Bennett writes that when Kennedy calls her parents to tell them about her big break, she assures them that "There was nothing wrong with melodrama, . ... In fact, some of the greatest classic actresses — Bette Davis, Joan Crawford, Greta Garbo — trafficked in it from time to time."

That relatively small moment in this novel caught my attention; it felt to me that Bennett here was also talking in defense of her own fiction and its heavy "trafficking" in coincidences and other over-the-top plot contrivances.

I liked her debut novel, The Mothers -- about the long consequences of an unplanned teenage pregnancy — but I'd also faulted it for being melodramatic. Now, I'm recognizing that's how Bennett rolls as a novelist: embracing melodrama as a beguiling way to delve into difficult topics. In The Vanishing Half, Bennett takes up a subject perfectly suited to her signature melodramatic style: I'm talking about "racial passing," which has inspired, mostly tragic novels like Nella Larsen's Passing, as well as Douglas Sirk's grand cinematic tear-jerker, Imitation of Life.

The Vanishing Half tells the multi-generational story of the Vignes sisters, Desiree and Stella, two very pretty identical twins who grow up in the small town of Mallard, La. It's a town where all the residents are light-skinned African Americans.

In 1952, when the sisters are 16, they decide to run away to New Orleans to see what the wider world has to offer. Mostly, it has to offer menial jobs. Intrigued by an ad for secretarial work, the quieter sister, Stella, decides to try to pass as white. She's so successful, that she vanishes completely into whiteness, abruptly cutting off all ties for decades with both her broken-hearted sister and her mother back in Mallard.

Bennett's omniscient narrator roams around here, checking in on multiple characters and jumping backwards and forwards in time.
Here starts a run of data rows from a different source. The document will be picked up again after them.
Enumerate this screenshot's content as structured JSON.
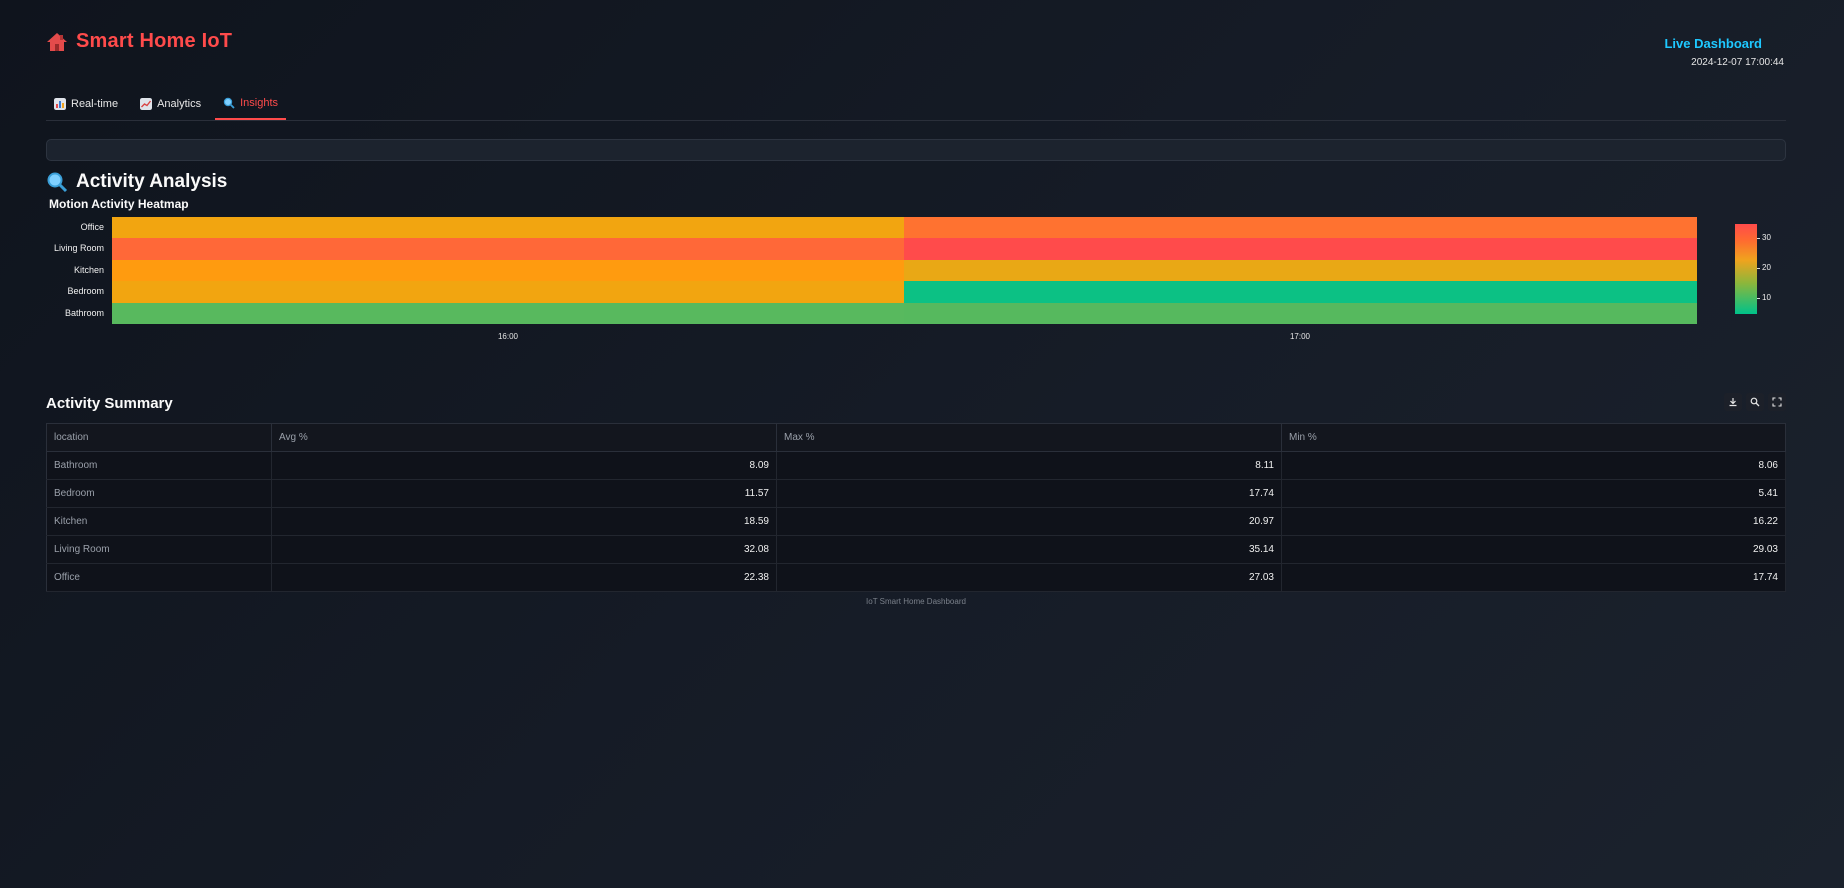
{
  "app": {
    "title": "Smart Home IoT",
    "brand_color": "#ff4b4b"
  },
  "header": {
    "status_label": "Live Dashboard",
    "timestamp": "2024-12-07 17:00:44"
  },
  "tabs": [
    {
      "label": "Real-time",
      "icon": "bar-chart-icon",
      "active": false
    },
    {
      "label": "Analytics",
      "icon": "line-chart-icon",
      "active": false
    },
    {
      "label": "Insights",
      "icon": "magnifier-icon",
      "active": true
    }
  ],
  "insights": {
    "title": "Activity Analysis",
    "heatmap_title": "Motion Activity Heatmap"
  },
  "chart_data": {
    "type": "heatmap",
    "title": "Motion Activity Heatmap",
    "x": [
      "16:00",
      "17:00"
    ],
    "y": [
      "Office",
      "Living Room",
      "Kitchen",
      "Bedroom",
      "Bathroom"
    ],
    "values": [
      [
        17.74,
        27.03
      ],
      [
        29.03,
        35.14
      ],
      [
        20.97,
        16.22
      ],
      [
        17.74,
        5.41
      ],
      [
        8.11,
        8.06
      ]
    ],
    "colorbar": {
      "ticks": [
        10,
        20,
        30
      ],
      "range": [
        5,
        35
      ]
    },
    "colorscale": [
      "#00c28a",
      "#d4ad1f",
      "#ffa20a",
      "#ff6f33",
      "#ff4b4b"
    ]
  },
  "summary": {
    "title": "Activity Summary",
    "tools": [
      "download-icon",
      "search-icon",
      "fullscreen-icon"
    ],
    "columns": [
      "location",
      "Avg %",
      "Max %",
      "Min %"
    ],
    "rows": [
      [
        "Bathroom",
        "8.09",
        "8.11",
        "8.06"
      ],
      [
        "Bedroom",
        "11.57",
        "17.74",
        "5.41"
      ],
      [
        "Kitchen",
        "18.59",
        "20.97",
        "16.22"
      ],
      [
        "Living Room",
        "32.08",
        "35.14",
        "29.03"
      ],
      [
        "Office",
        "22.38",
        "27.03",
        "17.74"
      ]
    ]
  },
  "footer": {
    "text": "IoT Smart Home Dashboard"
  }
}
The novel actually opens at a much later point in the story, when Desiree, the once wilder sister, is trudging on the road back to her mother's house in Mallard. She's seeking refuge from an abusive husband and is tugging her little daughter, Jude, by the hand. But unlike Desiree, whose skin is described as "the color of sand barely wet," little Jude is "blueblack"; her father, we're told, was "the darkest man [Desiree] could find." What awaits Jude as she grows up and attends school in "colorstruck" Mallard are years of shunning by her light-skinned classmates who label her: "Tar Baby. Midnight. Darky. [And] Mudpie."
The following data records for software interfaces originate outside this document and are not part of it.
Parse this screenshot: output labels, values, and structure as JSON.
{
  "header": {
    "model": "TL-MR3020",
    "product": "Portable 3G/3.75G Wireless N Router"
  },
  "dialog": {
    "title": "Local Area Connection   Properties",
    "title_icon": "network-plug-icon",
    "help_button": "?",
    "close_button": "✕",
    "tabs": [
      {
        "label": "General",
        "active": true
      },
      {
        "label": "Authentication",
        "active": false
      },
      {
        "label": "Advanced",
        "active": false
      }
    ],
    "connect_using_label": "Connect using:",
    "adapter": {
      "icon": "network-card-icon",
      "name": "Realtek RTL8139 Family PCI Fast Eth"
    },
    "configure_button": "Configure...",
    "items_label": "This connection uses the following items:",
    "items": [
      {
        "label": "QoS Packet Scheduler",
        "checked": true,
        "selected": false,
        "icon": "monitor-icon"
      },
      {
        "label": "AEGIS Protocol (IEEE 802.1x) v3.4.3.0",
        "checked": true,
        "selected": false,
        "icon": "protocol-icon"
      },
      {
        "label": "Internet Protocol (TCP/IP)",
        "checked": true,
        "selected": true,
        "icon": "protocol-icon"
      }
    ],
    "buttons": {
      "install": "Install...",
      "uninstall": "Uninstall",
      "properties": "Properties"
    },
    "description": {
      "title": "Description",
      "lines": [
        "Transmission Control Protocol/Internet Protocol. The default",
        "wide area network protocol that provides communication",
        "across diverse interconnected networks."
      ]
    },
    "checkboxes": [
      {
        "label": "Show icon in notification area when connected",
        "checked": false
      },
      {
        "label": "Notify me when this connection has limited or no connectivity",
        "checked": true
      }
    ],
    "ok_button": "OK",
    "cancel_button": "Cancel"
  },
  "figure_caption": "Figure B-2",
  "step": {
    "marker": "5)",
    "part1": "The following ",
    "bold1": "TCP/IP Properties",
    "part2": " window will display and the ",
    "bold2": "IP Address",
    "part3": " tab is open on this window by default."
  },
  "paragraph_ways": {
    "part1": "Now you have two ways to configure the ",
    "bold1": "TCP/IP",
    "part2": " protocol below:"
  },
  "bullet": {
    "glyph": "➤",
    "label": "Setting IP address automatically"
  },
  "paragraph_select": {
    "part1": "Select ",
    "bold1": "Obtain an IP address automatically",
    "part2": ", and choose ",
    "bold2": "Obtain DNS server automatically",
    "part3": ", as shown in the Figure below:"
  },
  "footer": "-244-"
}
Meanwhile, across the country in L.A., Stella has, to outward appearances, hit the "passing" jackpot. She's married her wealthy white boss (who has no clue she's black) and is now the mother of a snow angel of a little girl; a girl who'll grow up to be that blonde actress named Kennedy I mentioned earlier. Like the Titanic and the iceberg, first cousins Jude and Kennedy are fated to be on a collision course that will, in time, upend their sense of family and racial identity.
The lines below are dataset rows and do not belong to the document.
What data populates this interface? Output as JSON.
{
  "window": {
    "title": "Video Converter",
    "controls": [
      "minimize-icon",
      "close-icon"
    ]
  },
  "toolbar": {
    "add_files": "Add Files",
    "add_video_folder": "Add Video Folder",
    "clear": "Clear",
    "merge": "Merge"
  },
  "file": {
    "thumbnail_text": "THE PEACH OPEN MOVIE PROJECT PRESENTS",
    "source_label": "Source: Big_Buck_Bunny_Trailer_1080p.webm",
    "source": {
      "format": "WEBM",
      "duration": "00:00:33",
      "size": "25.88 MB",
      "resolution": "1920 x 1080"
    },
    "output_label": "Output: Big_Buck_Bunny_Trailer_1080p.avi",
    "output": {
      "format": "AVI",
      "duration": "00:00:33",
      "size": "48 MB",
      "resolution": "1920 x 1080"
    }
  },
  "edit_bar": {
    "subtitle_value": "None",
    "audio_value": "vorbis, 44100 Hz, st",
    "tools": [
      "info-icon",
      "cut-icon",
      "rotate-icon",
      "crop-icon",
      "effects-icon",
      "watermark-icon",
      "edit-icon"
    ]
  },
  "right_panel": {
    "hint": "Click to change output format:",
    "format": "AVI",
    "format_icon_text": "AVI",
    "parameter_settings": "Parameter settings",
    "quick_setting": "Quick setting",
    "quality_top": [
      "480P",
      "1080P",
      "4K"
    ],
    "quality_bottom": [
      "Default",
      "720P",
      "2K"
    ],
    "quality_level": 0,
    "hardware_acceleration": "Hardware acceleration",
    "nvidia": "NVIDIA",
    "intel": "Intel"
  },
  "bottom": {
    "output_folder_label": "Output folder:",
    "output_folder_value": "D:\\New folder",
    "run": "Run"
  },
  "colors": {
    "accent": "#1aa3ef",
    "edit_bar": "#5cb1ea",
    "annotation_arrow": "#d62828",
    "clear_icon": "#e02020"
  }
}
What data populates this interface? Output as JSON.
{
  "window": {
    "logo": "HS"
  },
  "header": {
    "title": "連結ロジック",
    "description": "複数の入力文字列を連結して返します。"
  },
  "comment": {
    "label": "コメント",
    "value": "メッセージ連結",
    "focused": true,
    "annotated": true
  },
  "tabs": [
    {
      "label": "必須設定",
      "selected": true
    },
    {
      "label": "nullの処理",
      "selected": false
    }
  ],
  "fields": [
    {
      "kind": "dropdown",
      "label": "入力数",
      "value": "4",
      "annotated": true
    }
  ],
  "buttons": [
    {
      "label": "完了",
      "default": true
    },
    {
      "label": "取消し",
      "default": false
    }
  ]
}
Bennett is especially artful in delving into Stella's situation, which, at first, seems so cushy, but turns out to be fraught with the daily terror of being found out. In a section of the novel set in 1968, Stella's exclusively white Brentwood neighborhood is up in arms because a black family has moved in. In a vexed, hesitant way, Stella finds herself befriending Loretta, the wife of the black couple. Daydreaming, Stella imagines the relief of confessing her secret to Loretta:

That's a pretty devastating truth contained in Stella's momentary fantasy. Again and again, throughout this entertaining and brazenly improbable novel, Bennett stops readers — or at least stopped this white reader — in their tracks with such pointed observations about privilege and racism. As another melodramatic novelist, Charles Dickens, recognized: If you tell people a wild and compelling enough story, they may just listen to things they'd rather not hear.

Copyright 2023 Fresh Air. To see more, visit Fresh Air.

Maureen Corrigan, book critic for NPR's Fresh Air, is The Nicky and Jamie Grant Distinguished Professor of the Practice in Literary Criticism at Georgetown University. She is an associate editor of and contributor to Mystery and Suspense Writers (Scribner) and the winner of the 1999 Edgar Award for Criticism, presented by the Mystery Writers of America. In 2019, Corrigan was awarded the Nona Balakian Citation for Excellence in Reviewing by the National Book Critics Circle.